▼▼▼

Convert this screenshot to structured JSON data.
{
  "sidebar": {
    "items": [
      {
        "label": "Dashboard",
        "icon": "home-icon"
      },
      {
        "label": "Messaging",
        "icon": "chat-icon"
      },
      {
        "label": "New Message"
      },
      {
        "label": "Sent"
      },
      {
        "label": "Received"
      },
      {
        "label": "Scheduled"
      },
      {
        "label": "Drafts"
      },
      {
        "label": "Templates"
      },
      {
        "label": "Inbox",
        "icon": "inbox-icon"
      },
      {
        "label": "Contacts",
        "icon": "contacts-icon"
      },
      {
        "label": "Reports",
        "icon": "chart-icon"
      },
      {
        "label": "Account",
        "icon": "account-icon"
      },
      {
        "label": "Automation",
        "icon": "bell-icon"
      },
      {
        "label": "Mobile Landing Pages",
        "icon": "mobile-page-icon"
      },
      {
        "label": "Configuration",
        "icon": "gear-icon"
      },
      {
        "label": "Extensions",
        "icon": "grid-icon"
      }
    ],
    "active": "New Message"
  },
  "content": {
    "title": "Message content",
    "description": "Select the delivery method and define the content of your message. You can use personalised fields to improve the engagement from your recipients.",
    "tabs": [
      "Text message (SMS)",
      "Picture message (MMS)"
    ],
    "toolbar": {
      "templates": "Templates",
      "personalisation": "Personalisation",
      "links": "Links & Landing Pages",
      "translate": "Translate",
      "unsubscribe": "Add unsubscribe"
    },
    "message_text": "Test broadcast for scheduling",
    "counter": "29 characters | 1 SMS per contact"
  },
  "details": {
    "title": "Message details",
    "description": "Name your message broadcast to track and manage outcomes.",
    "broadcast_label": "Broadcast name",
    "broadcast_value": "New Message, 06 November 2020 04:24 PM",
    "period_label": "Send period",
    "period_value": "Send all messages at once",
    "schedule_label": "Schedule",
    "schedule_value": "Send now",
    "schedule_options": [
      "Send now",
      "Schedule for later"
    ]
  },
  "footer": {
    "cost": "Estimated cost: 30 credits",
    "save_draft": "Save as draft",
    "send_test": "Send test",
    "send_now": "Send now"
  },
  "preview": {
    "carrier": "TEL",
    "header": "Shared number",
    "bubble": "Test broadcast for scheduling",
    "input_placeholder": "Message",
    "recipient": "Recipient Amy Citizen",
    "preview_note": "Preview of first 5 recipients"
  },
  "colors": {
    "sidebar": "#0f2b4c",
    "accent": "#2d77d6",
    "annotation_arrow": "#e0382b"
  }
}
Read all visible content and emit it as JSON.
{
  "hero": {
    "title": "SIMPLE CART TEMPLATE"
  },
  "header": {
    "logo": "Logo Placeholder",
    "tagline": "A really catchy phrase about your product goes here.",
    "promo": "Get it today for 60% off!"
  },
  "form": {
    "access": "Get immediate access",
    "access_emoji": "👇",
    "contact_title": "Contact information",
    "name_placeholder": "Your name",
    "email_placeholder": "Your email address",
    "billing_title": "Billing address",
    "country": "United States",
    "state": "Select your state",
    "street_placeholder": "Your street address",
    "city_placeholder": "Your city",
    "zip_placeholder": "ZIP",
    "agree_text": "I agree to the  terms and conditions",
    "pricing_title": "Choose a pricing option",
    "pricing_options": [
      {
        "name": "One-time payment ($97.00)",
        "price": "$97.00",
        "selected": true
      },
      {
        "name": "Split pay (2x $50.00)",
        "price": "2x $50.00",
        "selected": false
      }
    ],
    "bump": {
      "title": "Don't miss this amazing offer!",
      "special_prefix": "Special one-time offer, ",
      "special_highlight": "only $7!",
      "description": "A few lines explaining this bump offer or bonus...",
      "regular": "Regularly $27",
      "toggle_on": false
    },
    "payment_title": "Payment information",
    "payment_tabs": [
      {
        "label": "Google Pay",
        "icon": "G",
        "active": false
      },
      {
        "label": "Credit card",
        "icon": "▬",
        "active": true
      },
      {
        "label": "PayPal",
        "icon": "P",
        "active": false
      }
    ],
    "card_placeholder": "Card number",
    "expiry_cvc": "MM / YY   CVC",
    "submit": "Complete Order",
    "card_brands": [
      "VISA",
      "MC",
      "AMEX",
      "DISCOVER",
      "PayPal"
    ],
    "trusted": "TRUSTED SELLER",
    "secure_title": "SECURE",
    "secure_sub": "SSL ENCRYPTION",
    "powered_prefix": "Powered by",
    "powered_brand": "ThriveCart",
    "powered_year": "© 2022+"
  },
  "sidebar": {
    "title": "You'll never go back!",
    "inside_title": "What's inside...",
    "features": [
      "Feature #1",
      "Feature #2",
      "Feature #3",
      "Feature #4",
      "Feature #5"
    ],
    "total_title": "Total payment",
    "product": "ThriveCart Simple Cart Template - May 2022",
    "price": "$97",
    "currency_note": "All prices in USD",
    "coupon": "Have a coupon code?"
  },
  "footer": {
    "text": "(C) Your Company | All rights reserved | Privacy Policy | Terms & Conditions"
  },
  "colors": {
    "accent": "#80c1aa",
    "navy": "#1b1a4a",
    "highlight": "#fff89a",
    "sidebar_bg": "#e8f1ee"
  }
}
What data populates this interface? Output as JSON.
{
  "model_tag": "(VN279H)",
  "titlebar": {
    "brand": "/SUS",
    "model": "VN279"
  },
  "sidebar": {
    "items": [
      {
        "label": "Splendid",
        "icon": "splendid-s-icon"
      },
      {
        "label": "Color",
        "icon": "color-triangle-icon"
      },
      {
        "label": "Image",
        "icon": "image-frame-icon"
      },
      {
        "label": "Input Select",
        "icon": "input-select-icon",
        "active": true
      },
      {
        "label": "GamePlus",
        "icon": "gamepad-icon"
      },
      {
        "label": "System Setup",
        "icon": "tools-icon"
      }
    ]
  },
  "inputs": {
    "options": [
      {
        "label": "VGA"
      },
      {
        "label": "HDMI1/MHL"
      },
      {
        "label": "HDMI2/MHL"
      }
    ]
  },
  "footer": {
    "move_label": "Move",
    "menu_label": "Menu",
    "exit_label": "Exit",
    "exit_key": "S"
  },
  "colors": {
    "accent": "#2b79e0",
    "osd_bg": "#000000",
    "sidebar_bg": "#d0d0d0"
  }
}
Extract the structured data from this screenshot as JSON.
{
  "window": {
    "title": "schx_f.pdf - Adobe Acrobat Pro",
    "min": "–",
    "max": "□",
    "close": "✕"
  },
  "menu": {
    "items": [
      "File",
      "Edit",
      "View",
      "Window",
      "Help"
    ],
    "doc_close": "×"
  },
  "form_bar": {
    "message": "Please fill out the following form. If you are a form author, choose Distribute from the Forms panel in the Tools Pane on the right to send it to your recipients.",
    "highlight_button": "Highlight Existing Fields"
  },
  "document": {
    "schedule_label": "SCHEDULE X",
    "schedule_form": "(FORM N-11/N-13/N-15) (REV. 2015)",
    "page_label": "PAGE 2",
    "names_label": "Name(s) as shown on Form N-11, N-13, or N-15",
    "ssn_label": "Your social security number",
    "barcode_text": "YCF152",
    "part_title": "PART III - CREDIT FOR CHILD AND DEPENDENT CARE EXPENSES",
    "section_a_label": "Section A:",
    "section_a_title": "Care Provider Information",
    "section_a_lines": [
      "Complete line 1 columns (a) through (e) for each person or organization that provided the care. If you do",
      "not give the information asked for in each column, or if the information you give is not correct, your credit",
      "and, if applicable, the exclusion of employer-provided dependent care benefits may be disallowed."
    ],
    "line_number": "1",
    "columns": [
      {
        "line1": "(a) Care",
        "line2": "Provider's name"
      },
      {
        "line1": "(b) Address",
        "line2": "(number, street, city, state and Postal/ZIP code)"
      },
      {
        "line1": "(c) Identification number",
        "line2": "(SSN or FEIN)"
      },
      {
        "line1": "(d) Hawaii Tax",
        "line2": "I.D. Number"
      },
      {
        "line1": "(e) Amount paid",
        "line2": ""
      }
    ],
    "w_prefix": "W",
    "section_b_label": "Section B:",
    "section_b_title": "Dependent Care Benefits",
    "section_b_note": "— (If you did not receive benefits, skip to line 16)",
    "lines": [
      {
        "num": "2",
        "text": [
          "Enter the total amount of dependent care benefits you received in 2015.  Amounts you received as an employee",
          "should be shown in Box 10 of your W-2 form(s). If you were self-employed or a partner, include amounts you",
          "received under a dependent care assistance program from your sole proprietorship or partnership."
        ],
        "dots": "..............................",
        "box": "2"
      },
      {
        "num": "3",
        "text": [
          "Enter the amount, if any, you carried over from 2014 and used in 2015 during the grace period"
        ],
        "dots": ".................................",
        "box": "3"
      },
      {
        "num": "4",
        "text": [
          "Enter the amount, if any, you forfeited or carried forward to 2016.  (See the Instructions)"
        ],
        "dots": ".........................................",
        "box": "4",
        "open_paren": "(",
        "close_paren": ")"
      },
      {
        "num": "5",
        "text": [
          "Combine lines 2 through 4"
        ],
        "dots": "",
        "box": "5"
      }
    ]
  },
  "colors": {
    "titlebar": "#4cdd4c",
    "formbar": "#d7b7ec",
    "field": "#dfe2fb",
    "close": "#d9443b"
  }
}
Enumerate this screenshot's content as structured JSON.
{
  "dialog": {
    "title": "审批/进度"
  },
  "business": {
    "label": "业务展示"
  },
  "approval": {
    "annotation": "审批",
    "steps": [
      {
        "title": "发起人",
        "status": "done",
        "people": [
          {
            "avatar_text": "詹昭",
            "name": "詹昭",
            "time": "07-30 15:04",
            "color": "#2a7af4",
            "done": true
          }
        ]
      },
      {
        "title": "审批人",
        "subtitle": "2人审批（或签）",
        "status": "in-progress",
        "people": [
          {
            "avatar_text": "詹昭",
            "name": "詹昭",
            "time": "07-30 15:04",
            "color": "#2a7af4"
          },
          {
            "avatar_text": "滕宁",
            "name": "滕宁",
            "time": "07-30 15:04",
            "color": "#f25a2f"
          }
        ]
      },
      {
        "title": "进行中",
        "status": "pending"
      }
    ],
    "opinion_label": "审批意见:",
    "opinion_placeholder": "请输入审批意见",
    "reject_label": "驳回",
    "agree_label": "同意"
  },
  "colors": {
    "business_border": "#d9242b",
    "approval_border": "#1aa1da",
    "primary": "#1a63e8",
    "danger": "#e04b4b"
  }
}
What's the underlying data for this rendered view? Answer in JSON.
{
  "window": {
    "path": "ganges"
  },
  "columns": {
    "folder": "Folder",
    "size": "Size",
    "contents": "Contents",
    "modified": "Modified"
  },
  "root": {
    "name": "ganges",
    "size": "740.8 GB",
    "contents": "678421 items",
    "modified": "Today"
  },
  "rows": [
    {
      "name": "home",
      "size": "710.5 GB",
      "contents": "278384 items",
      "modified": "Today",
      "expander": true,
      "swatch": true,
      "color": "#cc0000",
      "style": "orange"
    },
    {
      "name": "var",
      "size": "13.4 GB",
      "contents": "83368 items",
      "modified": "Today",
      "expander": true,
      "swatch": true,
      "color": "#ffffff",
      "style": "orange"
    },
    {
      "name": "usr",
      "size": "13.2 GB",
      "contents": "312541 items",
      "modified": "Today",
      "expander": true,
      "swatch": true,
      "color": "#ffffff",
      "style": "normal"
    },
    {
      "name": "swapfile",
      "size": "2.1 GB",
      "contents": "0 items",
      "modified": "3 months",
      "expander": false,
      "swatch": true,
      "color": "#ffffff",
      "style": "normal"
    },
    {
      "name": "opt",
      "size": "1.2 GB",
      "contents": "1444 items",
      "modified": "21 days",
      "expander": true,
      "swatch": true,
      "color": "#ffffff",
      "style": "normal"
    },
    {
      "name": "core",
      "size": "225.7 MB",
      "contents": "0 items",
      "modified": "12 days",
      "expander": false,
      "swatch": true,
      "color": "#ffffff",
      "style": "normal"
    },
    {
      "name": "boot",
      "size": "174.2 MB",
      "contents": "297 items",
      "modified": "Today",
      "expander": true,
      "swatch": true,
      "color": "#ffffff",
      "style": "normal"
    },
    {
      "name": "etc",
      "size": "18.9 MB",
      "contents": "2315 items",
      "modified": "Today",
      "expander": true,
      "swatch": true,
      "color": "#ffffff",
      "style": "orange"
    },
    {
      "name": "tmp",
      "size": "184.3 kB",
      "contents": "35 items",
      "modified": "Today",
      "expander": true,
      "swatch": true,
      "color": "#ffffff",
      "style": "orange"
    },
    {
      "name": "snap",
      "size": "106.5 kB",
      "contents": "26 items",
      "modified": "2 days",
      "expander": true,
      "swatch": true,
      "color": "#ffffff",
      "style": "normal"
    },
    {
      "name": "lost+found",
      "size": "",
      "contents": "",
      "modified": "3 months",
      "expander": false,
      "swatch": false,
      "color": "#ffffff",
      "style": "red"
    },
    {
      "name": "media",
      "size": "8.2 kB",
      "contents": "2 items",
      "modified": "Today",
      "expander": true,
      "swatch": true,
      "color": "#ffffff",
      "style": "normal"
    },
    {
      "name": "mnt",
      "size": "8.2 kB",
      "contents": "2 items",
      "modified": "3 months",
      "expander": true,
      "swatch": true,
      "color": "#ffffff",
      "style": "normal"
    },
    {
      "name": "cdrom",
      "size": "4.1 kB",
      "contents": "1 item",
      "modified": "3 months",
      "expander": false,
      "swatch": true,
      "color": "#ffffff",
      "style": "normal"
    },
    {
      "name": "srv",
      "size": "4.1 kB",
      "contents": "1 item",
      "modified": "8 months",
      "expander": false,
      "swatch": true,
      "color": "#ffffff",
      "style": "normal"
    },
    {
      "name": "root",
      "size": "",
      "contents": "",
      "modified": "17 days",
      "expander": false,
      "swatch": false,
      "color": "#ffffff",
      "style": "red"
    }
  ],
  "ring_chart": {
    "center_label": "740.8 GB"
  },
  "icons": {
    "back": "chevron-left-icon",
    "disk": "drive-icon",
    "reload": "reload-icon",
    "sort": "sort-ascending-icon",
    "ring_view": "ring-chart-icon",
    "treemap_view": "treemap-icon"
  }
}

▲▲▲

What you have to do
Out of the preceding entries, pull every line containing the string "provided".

Answer for the task
      "Complete line 1 columns (a) through (e) for each person or organization that provided the care. If you do",
      "and, if applicable, the exclusion of employer-provided dependent care benefits may be disallowed."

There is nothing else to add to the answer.